Long Term Orientation
This dimension describes how every society has to maintain some links with its own past while dealing with the challenges of the present and future, and societies prioritise these two existential goals differently. Normative societies who score low on this dimension, for example, prefer to maintain time-honoured traditions and norms while viewing societal change with suspicion. Those with a culture which scores high, on the other hand, take a more pragmatic approach: they encourage thrift and efforts in modern education as a way to prepare for the future.
Thailand's low score of 32 indicates that Thai culture is more normative than pragmatic. People in such societies have a strong concern with establishing the absolute Truth; they are normative in their thinking. They exhibit great respect for traditions, a relatively small propensity to save for the future, and a focus on achieving quick results.
One challenge that confronts humanity, now and in the past, is the degree to which little children are socialized. Without socialization we do not become “human”. This dimension is defined as the extent to which people try to control their desires and impulses, based on the way they were raised. Relatively weak control is called “indulgence” and relatively strong control is called “restraint”. Cultures can, therefore, be described as indulgent or restrained.
With an intermediate score of 45, a preference on this dimension cannot be determined for Thailand.
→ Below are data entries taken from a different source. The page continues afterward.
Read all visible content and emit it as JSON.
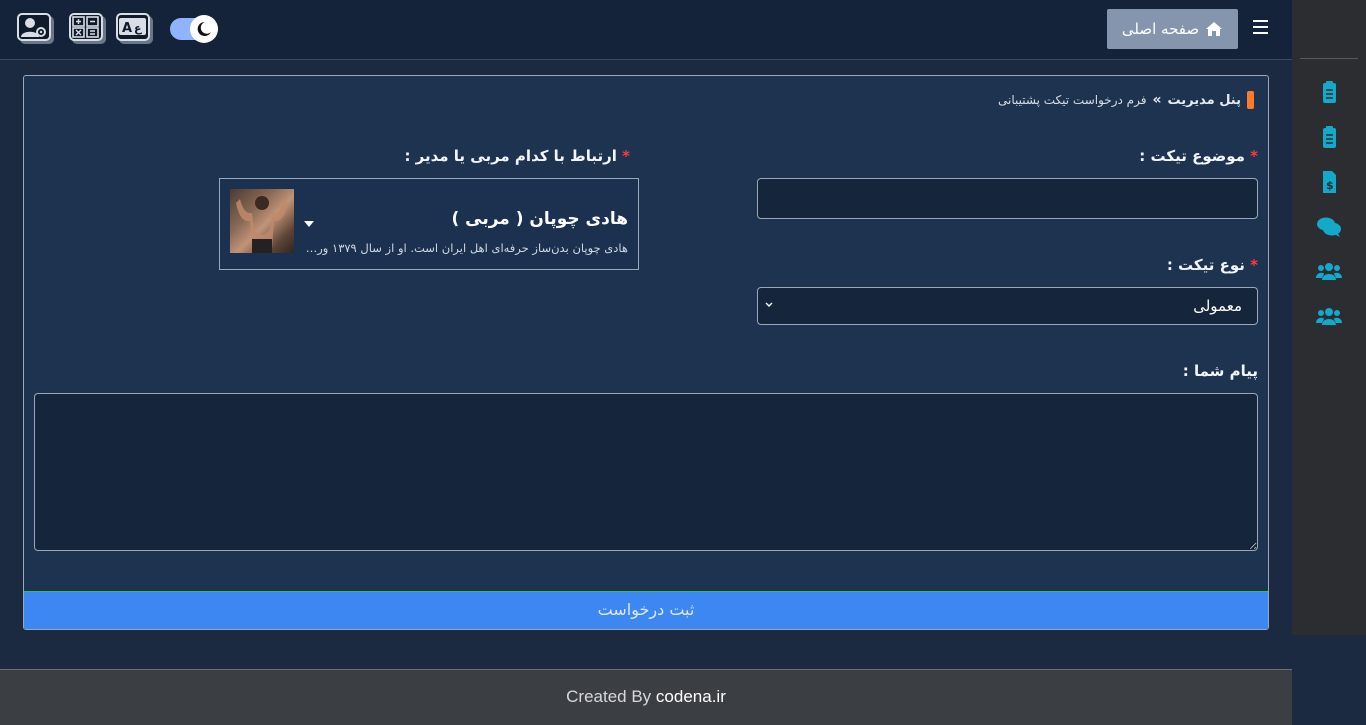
{
  "header": {
    "home_label": "صفحه اصلی",
    "icons": [
      "user-settings-icon",
      "calculator-icon",
      "translate-icon",
      "dark-mode-toggle",
      "menu-icon"
    ]
  },
  "sidebar": {
    "items": [
      {
        "icon": "clipboard-list-icon"
      },
      {
        "icon": "clipboard-check-icon"
      },
      {
        "icon": "invoice-dollar-icon"
      },
      {
        "icon": "comments-icon"
      },
      {
        "icon": "users-icon"
      },
      {
        "icon": "users-icon"
      }
    ],
    "icon_color": "#14a8c9"
  },
  "breadcrumb": {
    "root": "پنل مدیریت",
    "separator": "»",
    "current": "فرم درخواست تیکت پشتیبانی"
  },
  "form": {
    "subject_label": "موضوع تیکت :",
    "subject_value": "",
    "type_label": "نوع تیکت :",
    "type_value": "معمولی",
    "coach_label": "ارتباط با کدام مربی یا مدیر :",
    "coach_name": "هادی چوپان ( مربی )",
    "coach_desc": "هادی چوپان بدن‌ساز حرفه‌ای اهل ایران است. او از سال ۱۳۷۹ ورز...",
    "message_label": "پیام شما :",
    "message_value": "",
    "required_mark": "*",
    "submit_label": "ثبت درخواست"
  },
  "footer": {
    "prefix": "Created By",
    "brand": "codena.ir"
  },
  "colors": {
    "accent": "#3d87f2",
    "required": "#ff3b3b",
    "breadcrumb_marker": "#ff7a2a",
    "background": "#1b2a40"
  }
}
Scores of countries marked with an asterisk (*) are - partially or fully - based on an educated guess derived from data representing similar countries in combination with our practitioner experience. The scores for these country are not derived from proper comparative academic research. For the list of official scores see Geert Hofstede's private website.